Liverpool Everyman Productions @ Her Majesty’s Theatre
8:00pm, Thu 22 Mar 2012
Wandering in to Her Majesty’s, I’m weary – sure, I’ve had a few decent nights of sleep now, and I’ve even been back at work a couple of days. But this is the last show of a bloody long year, and it marks the End of Something. As a result, it feels weighty to be walking into the theatre… significant.
But faced with writing about it? I’m struggling, to be honest. There’s a million-and-one actual reviews out there that analyse the production itself; there’s always Wikipedia for the plot summary (though this production squeezes the first two Acts together). So – as usual – I’ll stick with what I know: my reactions.
The set – the inside of a decrepit flat – is lush with decaying detail. As the three characters – the young and aggressive Mick, his older brother and more circumspect Aston, and the older tramp in Davies – struggle for the minuscule amount of power afforded through management of the flat, the tensions and tenuous truces between them are palpable. Pinter’s dialogue is, as many have suggested, superbly written, especially evident in the verbal battles between Davies (the manipulator) and Mick (who targets superiority through verbiage and threat of violence).
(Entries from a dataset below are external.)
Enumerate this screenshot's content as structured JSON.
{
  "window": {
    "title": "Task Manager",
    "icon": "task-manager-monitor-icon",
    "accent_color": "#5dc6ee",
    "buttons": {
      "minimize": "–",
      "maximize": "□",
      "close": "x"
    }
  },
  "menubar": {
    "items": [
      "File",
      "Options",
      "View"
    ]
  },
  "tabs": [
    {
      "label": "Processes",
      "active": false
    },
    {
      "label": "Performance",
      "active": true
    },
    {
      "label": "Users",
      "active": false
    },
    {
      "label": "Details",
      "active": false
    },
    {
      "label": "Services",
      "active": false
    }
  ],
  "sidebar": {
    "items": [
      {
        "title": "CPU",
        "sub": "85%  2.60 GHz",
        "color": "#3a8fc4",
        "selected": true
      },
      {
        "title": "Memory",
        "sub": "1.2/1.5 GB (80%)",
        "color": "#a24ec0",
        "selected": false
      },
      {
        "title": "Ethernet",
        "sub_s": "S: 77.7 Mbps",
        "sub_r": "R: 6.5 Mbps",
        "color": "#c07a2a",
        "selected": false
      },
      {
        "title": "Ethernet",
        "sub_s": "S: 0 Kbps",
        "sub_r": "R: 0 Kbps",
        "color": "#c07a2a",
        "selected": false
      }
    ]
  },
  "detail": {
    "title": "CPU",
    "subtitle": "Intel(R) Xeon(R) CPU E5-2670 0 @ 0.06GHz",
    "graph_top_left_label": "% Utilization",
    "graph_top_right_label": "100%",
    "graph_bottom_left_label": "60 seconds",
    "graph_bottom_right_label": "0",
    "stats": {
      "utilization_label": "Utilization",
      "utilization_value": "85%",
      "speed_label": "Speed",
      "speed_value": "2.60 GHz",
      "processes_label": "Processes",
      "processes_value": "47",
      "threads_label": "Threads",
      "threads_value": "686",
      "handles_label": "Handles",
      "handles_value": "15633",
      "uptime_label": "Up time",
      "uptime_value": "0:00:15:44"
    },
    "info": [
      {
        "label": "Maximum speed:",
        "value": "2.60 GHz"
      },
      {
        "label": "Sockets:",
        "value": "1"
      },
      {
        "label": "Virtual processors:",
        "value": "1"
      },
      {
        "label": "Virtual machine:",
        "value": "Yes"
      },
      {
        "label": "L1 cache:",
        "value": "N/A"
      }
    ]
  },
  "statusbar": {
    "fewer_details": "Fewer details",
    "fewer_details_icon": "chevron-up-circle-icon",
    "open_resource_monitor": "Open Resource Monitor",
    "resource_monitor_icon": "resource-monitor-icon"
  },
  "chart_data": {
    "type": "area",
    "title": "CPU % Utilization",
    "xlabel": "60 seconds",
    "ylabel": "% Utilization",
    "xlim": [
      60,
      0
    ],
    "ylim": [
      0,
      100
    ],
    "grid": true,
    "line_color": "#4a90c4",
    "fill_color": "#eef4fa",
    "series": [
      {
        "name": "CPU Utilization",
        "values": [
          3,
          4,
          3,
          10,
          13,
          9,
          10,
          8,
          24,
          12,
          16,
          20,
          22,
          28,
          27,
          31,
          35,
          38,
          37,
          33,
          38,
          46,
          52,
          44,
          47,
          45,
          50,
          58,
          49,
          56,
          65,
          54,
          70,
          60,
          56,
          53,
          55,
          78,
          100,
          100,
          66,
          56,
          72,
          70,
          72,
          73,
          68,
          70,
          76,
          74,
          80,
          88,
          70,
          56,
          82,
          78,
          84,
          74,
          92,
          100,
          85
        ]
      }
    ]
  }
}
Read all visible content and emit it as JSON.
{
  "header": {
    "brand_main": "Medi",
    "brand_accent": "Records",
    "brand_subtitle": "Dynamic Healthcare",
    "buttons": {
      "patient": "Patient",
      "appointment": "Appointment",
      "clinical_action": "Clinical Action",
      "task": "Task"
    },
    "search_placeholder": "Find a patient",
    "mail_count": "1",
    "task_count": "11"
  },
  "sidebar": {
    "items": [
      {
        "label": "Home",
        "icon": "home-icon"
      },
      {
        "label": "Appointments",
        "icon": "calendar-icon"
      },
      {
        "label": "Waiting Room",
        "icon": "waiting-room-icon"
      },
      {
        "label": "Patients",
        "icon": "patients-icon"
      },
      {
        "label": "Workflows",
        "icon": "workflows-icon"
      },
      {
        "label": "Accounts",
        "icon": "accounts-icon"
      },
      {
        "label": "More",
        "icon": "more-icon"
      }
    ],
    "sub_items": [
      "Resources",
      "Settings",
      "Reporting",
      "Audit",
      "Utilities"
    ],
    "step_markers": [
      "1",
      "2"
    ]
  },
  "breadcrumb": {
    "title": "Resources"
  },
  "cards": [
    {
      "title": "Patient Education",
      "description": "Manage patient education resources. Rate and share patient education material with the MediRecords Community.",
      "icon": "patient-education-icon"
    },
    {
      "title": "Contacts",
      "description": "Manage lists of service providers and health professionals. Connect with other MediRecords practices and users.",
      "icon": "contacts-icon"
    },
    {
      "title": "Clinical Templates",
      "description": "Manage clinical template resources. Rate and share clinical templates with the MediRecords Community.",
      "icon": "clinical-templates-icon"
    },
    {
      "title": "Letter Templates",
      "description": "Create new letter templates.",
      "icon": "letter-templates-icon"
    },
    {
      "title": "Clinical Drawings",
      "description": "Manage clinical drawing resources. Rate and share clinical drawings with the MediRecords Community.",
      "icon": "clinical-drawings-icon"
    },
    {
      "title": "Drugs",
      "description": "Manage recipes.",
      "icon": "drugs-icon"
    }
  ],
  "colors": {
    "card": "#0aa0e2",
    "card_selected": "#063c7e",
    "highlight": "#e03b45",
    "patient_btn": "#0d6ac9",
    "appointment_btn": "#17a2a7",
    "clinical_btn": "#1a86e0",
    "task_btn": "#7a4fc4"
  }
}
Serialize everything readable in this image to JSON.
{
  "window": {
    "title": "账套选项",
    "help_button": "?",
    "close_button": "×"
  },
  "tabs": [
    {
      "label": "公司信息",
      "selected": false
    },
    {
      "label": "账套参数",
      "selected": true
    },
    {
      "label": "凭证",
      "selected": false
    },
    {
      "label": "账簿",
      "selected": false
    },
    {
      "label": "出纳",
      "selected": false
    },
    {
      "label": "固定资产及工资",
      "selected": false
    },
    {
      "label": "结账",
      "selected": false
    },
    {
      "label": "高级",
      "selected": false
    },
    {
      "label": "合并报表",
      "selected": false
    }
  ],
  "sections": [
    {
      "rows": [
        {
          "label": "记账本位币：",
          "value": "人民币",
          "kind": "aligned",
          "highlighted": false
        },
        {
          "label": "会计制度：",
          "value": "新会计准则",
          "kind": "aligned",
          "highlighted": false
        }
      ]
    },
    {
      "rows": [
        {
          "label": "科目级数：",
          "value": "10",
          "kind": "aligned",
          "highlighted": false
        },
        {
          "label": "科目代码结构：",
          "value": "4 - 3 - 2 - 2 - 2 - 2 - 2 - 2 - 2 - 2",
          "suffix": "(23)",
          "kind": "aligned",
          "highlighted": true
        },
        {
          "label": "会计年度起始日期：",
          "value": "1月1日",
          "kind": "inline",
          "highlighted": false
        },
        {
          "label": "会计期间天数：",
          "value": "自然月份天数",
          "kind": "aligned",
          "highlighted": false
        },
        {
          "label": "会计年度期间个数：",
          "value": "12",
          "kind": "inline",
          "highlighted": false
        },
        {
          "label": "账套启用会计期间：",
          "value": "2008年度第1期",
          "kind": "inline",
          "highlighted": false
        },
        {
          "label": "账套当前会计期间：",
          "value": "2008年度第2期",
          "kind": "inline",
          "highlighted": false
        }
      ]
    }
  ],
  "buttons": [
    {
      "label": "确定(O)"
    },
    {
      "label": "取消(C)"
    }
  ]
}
The environment of The Caretaker is bleak – Aston’s brain-damaging past relegates him to be both focussed and sadly confused, and the struggles that the men engage in seem momentous, but remain utterly insignificant in the grand scheme of things. Davies’ moulding of the truth depending on the person to whom he’s speaking reeks of a shameful desperation; Aston’s soliloquy about his time in the asylum verges on hopelessly heartbreaking. But within this world lies little snippets of humour, both physical (the bag-passing tomfoolery early on) or buried within the script: the bucket hanging from the roof is a gorgeous touch, and Davies’ rant about sleeping in bed next to a gas stove (that’s not connected) is sublime. The use of repetition – and occasional hist of racism – in some of the dialogue takes some getting used to, though.
Jonathan Pryce was the big drawcard here: his mannerisms are divine, and there is no doubting that he is Davies when he’s on that stage. There’s something so wonderfully engaging with his performance that even the smallest of details – Davies absent-mindedly checking the pockets of any item of clothing he puts on – seems both important and yet utterly natural. Alan Cox’s portrayal of Aston is well-measured – the electro-shock therapy of his past has dulled the edges, and Cox plays the part with a glassy-eyed contemplation. Alex Hassell’s square-jawed Mick, on the other hand, has a suitable menace that is oddly contrasted by his quirky over-explanation: “You look like my father’s brother…”
It would be a brave person to say anything negative about the quality of The Caretaker: it really was a wonderful piece of theatre. A technical masterclass on all fronts – Christopher Morahan’s direction doesn’t put a foot wrong, and Eileen Diss’ set design is superb – that builds upon a wonderfully balanced play that manages to conjure emotions from all points of the compass… it really was an immensely satisfying production.